The Post-Divorce Process

How long does it take to “get over it?”

I once heard that it takes 5 years for every year you were together to get over it. If that were true, I would be dead and buried and still grieving my marriage. I refuse to accept that. However, I also believe that there is no timeline for the mourning process but there are stages. Getting through each one is highly individual and sometimes, you can take 2 steps forward and ten steps back. You beat yourself up over it too. Why can’t I just move on? Why do continue to ruminate in the past? Why do I let a small setback ruin my progress? Because you are human. We tend to overthink and create storylines that may not even exist in real life. We want justice or revenge when we feel we’ve been violated. For me, I get carried away in these thoughts but never act on them. Some call it, “taking the high road”.

How long do these feelings last? As long as you let them. You are in control of your thoughts and consequently, your emotions. The reason you FEEL sad, frustrated or angry is because your mind is allowing you to THINK about the things that evoke those emotions. I’m not suggesting that you can just forget what happened to you or bury your past so deep that you no longer feel anything. Those who can do that (and your ex may be that person), lack compassion, empathy and remorse. The only way they can deal with the pain they caused is to somehow justify it to themselves, ignore it or supress so much that they never deal with it. Maybe they even run away to the other side of the country and remove themselves from anything and everything that may remind them of you and their past. They create a new life with a new person, a new car and a new home. Their life is shiny and new and different. Unfortunately, everything gets old. And what are they left with? Their true self. They must lay their head down each night, look themselves in the mirror every morning and be OK with with who is looking back.

But focusing on their progress or lack thereof, it not your responsibility. When they abandoned you, they also relinquished their right to your “unconditional” support. There was a time when you would have jumped in front of a train for them and then, when you least expected it, they drove that train through your heart.

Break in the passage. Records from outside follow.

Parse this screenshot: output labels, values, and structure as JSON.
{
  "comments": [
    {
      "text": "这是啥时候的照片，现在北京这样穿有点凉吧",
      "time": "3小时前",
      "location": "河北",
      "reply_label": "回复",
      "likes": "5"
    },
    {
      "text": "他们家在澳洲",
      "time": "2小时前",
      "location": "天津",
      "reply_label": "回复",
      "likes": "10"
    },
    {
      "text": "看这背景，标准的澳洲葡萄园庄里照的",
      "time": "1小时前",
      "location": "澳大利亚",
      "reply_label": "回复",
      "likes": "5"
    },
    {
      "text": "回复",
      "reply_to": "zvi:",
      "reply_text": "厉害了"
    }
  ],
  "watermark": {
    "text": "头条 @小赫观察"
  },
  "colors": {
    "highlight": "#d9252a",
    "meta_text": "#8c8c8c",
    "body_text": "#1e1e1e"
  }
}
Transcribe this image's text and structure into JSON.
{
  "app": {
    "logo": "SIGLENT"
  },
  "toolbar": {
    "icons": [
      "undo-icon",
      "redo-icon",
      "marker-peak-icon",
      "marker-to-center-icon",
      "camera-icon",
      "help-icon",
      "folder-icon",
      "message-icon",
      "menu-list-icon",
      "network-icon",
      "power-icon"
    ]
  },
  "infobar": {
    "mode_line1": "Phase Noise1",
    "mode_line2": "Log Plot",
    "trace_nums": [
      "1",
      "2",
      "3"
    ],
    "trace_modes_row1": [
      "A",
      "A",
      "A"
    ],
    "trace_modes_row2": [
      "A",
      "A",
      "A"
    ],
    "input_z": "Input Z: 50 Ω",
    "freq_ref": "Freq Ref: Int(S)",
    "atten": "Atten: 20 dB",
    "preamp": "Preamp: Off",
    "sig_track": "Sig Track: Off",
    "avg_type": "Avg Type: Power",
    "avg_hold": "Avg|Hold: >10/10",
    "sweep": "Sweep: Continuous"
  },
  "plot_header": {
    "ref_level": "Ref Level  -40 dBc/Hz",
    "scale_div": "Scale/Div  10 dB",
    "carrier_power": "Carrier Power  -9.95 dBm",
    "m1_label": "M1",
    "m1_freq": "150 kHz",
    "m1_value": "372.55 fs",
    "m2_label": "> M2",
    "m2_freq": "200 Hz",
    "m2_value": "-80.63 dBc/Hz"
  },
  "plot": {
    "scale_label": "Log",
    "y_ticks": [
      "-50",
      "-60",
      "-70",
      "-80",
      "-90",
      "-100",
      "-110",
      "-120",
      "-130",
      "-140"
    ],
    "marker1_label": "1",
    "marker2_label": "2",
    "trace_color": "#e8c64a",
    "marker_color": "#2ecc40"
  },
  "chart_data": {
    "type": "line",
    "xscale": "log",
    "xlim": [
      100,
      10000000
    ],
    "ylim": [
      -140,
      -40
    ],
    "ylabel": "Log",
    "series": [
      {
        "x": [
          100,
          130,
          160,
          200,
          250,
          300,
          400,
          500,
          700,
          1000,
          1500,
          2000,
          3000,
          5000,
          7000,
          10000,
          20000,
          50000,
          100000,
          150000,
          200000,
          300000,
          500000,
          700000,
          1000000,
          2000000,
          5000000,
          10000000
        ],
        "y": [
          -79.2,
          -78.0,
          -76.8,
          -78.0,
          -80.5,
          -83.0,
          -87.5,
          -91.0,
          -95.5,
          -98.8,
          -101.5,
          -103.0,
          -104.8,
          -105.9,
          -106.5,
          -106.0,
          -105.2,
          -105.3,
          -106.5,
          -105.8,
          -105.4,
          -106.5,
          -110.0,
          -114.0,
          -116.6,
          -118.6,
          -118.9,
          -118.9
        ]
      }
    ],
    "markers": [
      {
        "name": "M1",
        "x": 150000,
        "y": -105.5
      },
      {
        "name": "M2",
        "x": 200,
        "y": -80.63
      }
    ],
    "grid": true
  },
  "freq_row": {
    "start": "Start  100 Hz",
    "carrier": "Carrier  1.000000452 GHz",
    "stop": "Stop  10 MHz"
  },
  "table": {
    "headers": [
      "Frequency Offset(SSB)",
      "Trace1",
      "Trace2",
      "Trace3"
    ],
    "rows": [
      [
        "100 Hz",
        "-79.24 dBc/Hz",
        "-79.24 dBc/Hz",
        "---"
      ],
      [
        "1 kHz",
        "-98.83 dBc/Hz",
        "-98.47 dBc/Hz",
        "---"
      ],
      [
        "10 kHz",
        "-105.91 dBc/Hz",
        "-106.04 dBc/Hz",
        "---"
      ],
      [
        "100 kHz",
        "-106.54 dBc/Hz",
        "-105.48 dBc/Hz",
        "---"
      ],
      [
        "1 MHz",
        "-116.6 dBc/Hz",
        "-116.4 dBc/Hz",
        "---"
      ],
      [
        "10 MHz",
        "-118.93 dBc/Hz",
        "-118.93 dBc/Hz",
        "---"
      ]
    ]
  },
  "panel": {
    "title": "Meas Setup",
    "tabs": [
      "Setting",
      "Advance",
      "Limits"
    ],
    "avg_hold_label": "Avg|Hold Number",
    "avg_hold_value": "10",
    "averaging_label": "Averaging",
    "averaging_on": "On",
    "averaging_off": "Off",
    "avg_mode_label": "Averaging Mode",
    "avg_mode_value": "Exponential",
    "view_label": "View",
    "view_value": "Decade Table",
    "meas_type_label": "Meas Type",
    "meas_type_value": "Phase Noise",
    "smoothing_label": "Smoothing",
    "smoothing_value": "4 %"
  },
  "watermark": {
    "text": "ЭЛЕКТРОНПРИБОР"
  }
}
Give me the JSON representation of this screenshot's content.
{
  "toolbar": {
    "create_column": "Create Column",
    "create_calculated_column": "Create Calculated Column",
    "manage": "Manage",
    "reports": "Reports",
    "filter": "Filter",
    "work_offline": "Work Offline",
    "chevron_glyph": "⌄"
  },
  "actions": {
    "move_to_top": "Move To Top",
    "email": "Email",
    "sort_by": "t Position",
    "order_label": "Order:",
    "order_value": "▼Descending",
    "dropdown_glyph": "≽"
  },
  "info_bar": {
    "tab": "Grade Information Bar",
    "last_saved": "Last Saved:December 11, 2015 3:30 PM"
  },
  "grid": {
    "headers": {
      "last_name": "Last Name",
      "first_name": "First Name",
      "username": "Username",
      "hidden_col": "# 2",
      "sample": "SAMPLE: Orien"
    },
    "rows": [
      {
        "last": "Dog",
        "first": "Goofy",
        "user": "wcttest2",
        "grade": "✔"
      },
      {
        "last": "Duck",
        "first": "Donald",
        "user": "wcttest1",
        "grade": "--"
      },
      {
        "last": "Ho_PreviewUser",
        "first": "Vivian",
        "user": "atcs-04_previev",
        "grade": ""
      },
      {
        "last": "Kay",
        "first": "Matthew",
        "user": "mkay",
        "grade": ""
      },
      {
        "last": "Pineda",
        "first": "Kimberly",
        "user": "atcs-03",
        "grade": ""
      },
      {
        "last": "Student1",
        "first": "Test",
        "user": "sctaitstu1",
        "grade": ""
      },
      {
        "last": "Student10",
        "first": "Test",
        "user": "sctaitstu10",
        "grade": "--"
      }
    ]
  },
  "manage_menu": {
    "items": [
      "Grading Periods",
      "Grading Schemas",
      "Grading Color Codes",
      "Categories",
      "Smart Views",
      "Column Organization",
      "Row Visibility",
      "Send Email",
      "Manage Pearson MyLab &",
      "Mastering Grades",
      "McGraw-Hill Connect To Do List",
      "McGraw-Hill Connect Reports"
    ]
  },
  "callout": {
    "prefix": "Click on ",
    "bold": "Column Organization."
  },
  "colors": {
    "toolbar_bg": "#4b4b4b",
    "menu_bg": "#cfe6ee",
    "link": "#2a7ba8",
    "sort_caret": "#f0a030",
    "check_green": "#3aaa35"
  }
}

The damage is irreparable. The hurt seems to linger endlessly. Often, it seems like the pain will be there forever. When will the suffering end?Eventually, it will start to come and go in waves. At first, the waves crash over and over and you feel as if you are drowning. Slowly, the tide will go out and you can take a deep breath. Just be prepared — it does come rolling back and sucks you in again. Learn to swim.

Your progress may be slow like mine or you may bounce back quickly. Sometimes it depends on the circumstances surrounding your situation. Did you know it was coming? Did you see the signs but chose to ignore them? Did you try to work on the issues together but failed? I think the aftermath of divorce depends greatly on the way in which it was handled. Sometimes the difference lies in the communication. In my case, it was a complete shock. There was no indication before he left, very little information (none of which made any sense at the time) and ZERO communication afterwards. This process may take a bit longer than those whose spouse actually had the decency to TRY — or at the very least, gave them some time to process the death of their relationship. Maybe they would get to skip over the “shock” phase and go directly to grief.

The point is, it’s a highly individual process. Don’t impose a time limit on yours — it will only make it worse. Not only will you continue to suffer your loss, you will add the pressure to “get over it quickly” which will only prolong the suffering. Time will pass whether you’re obsessing over it or not, so choose not to and let it be. Eventually the waves will get further and further apart leaving more room for you to breathe. At this point, I can’t tell you what’s on the horizon because I have yet to get there myself. It sounds cliche — but you have to trust the process.